These are some of the headlines of our history, just a few of the high (and low) points of our family story. Each event or idea described by a headline is another block in the wall of our family home.
It’s a tumbledown kind of a place, an ambivalent inheritance. There are some very grandiose sections to it – we’re all particularly proud of the grand entrance with its archway that reads “Justification by grace through faith alone” – but there are also some shabby places and spots that are downright decrepit. To paraphrase C.S. Lewis, our family’s house is built of walls that have enough honour to raise the head of the lowest beggar, and enough shame to bow the head of the proudest king.

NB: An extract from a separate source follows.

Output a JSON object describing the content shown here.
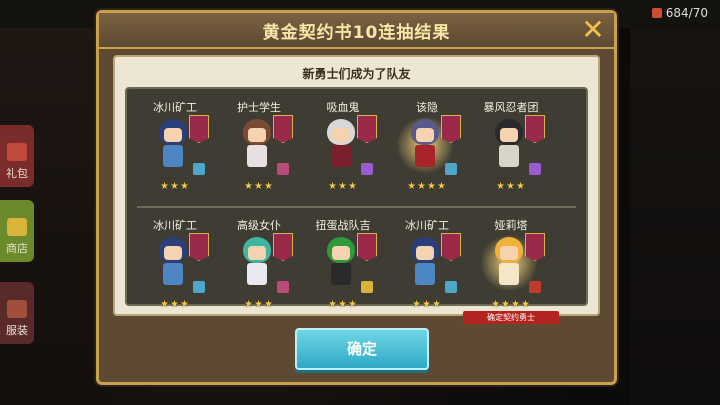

One thing about our house is that it is always under renovation. One of the foundation stones of the place contains a saying that has always been very important to us: ecclesia reformata sed semper reformanda, “the church reformed, but always needing to be reformed.” Always there has been conflict and controversy in our history. Always it has been over this issue: reformation! Which blocks need to be kept? Which discarded? The various renovation projects have been going on for centuries and they continue in our day.
In one way you could say we’re like the restaurant industry. It seems that restaurants have to completely redecorate their dining rooms every few years to stay current and popular with the customers.
Yet on the other hand, we are fundamentally different than a restaurant, which renovates to stay popular. The church continually reforms its doctrines and practices, not to be popular with the world, or to attract more people through the doors, or to be more hip and fashionable with current trends in culture – but to try to reflect more accurately for new times and places what the house of God looks like. We renovate because we have a master plan in mind, given to us by God in the Word. We change the place up, either because we got it wrong in the past, or because what we built then no longer reflects for our people God’s house of mercy and love.
In 2020 we are once again in the midst of a renovation of the house. This time it’s not about matters of faith and doctrine, but practice, especially our practice of church in time of pandemic. Public health measures have made gathering in person to sing our great hymns of faith very difficult. Technology has changed—and very quickly indeed—how we come together as communities of faith. We wonder how we can share the Lord’s Supper anymore. All these things are causing a renovation that’s taking place at breakneck speed, without a blueprint, experimenting with what works as we go.
One thing that remains constant is the grace and love of God that remains the same from age to age. The God of Luther’s great discovery, who is “for us,” whose righteousness is poured out freely, whose mercy endures forever—is still with us no matter the outward renovations to our sprawling house of Reformation. May the strong foundation of grace endure.